*** Opening of Exercise data ***

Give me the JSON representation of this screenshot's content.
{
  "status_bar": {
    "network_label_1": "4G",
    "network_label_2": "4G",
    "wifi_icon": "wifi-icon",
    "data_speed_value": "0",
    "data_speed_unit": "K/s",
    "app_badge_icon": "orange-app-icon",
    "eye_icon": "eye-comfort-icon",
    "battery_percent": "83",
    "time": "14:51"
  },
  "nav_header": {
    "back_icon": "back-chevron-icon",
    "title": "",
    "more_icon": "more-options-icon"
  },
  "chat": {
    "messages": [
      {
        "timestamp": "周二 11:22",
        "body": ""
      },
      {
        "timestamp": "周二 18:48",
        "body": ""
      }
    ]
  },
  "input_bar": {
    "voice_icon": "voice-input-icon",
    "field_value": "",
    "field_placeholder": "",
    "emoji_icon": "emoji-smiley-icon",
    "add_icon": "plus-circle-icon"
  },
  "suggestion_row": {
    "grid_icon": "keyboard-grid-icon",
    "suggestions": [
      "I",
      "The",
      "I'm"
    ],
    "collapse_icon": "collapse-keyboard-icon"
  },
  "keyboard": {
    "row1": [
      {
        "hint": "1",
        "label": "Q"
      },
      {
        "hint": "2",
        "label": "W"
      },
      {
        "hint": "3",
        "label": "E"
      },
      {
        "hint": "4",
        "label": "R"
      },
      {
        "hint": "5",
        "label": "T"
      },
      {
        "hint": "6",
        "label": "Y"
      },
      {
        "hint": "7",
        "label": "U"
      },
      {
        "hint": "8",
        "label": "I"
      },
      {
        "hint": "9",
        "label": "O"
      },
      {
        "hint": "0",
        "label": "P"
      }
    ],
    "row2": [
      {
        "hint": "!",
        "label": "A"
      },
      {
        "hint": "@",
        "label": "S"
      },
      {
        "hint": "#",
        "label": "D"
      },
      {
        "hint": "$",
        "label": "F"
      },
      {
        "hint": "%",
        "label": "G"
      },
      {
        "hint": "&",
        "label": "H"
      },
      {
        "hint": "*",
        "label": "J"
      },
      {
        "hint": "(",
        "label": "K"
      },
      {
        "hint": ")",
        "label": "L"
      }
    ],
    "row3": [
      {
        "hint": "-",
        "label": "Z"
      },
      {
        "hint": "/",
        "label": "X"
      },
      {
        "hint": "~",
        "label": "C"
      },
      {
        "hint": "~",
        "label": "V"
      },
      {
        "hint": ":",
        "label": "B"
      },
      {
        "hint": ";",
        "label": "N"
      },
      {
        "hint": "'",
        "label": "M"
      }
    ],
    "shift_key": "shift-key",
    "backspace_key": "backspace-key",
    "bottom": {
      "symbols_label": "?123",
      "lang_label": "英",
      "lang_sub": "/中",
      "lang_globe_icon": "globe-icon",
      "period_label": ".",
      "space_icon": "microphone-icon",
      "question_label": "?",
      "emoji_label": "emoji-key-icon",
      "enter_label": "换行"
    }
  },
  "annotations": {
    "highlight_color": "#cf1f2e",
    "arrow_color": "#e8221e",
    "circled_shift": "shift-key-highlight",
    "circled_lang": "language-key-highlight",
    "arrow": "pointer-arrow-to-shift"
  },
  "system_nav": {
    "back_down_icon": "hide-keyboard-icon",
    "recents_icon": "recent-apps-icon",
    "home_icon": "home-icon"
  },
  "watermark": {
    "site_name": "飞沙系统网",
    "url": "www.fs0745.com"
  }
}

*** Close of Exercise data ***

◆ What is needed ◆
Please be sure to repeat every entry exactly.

◆ Solution for this problem ◆
Give me the JSON representation of this screenshot's content.
{
  "status_bar": {
    "network_label_1": "4G",
    "network_label_2": "4G",
    "wifi_icon": "wifi-icon",
    "data_speed_value": "0",
    "data_speed_unit": "K/s",
    "app_badge_icon": "orange-app-icon",
    "eye_icon": "eye-comfort-icon",
    "battery_percent": "83",
    "time": "14:51"
  },
  "nav_header": {
    "back_icon": "back-chevron-icon",
    "title": "",
    "more_icon": "more-options-icon"
  },
  "chat": {
    "messages": [
      {
        "timestamp": "周二 11:22",
        "body": ""
      },
      {
        "timestamp": "周二 18:48",
        "body": ""
      }
    ]
  },
  "input_bar": {
    "voice_icon": "voice-input-icon",
    "field_value": "",
    "field_placeholder": "",
    "emoji_icon": "emoji-smiley-icon",
    "add_icon": "plus-circle-icon"
  },
  "suggestion_row": {
    "grid_icon": "keyboard-grid-icon",
    "suggestions": [
      "I",
      "The",
      "I'm"
    ],
    "collapse_icon": "collapse-keyboard-icon"
  },
  "keyboard": {
    "row1": [
      {
        "hint": "1",
        "label": "Q"
      },
      {
        "hint": "2",
        "label": "W"
      },
      {
        "hint": "3",
        "label": "E"
      },
      {
        "hint": "4",
        "label": "R"
      },
      {
        "hint": "5",
        "label": "T"
      },
      {
        "hint": "6",
        "label": "Y"
      },
      {
        "hint": "7",
        "label": "U"
      },
      {
        "hint": "8",
        "label": "I"
      },
      {
        "hint": "9",
        "label": "O"
      },
      {
        "hint": "0",
        "label": "P"
      }
    ],
    "row2": [
      {
        "hint": "!",
        "label": "A"
      },
      {
        "hint": "@",
        "label": "S"
      },
      {
        "hint": "#",
        "label": "D"
      },
      {
        "hint": "$",
        "label": "F"
      },
      {
        "hint": "%",
        "label": "G"
      },
      {
        "hint": "&",
        "label": "H"
      },
      {
        "hint": "*",
        "label": "J"
      },
      {
        "hint": "(",
        "label": "K"
      },
      {
        "hint": ")",
        "label": "L"
      }
    ],
    "row3": [
      {
        "hint": "-",
        "label": "Z"
      },
      {
        "hint": "/",
        "label": "X"
      },
      {
        "hint": "~",
        "label": "C"
      },
      {
        "hint": "~",
        "label": "V"
      },
      {
        "hint": ":",
        "label": "B"
      },
      {
        "hint": ";",
        "label": "N"
      },
      {
        "hint": "'",
        "label": "M"
      }
    ],
    "shift_key": "shift-key",
    "backspace_key": "backspace-key",
    "bottom": {
      "symbols_label": "?123",
      "lang_label": "英",
      "lang_sub": "/中",
      "lang_globe_icon": "globe-icon",
      "period_label": ".",
      "space_icon": "microphone-icon",
      "question_label": "?",
      "emoji_label": "emoji-key-icon",
      "enter_label": "换行"
    }
  },
  "annotations": {
    "highlight_color": "#cf1f2e",
    "arrow_color": "#e8221e",
    "circled_shift": "shift-key-highlight",
    "circled_lang": "language-key-highlight",
    "arrow": "pointer-arrow-to-shift"
  },
  "system_nav": {
    "back_down_icon": "hide-keyboard-icon",
    "recents_icon": "recent-apps-icon",
    "home_icon": "home-icon"
  },
  "watermark": {
    "site_name": "飞沙系统网",
    "url": "www.fs0745.com"
  }
}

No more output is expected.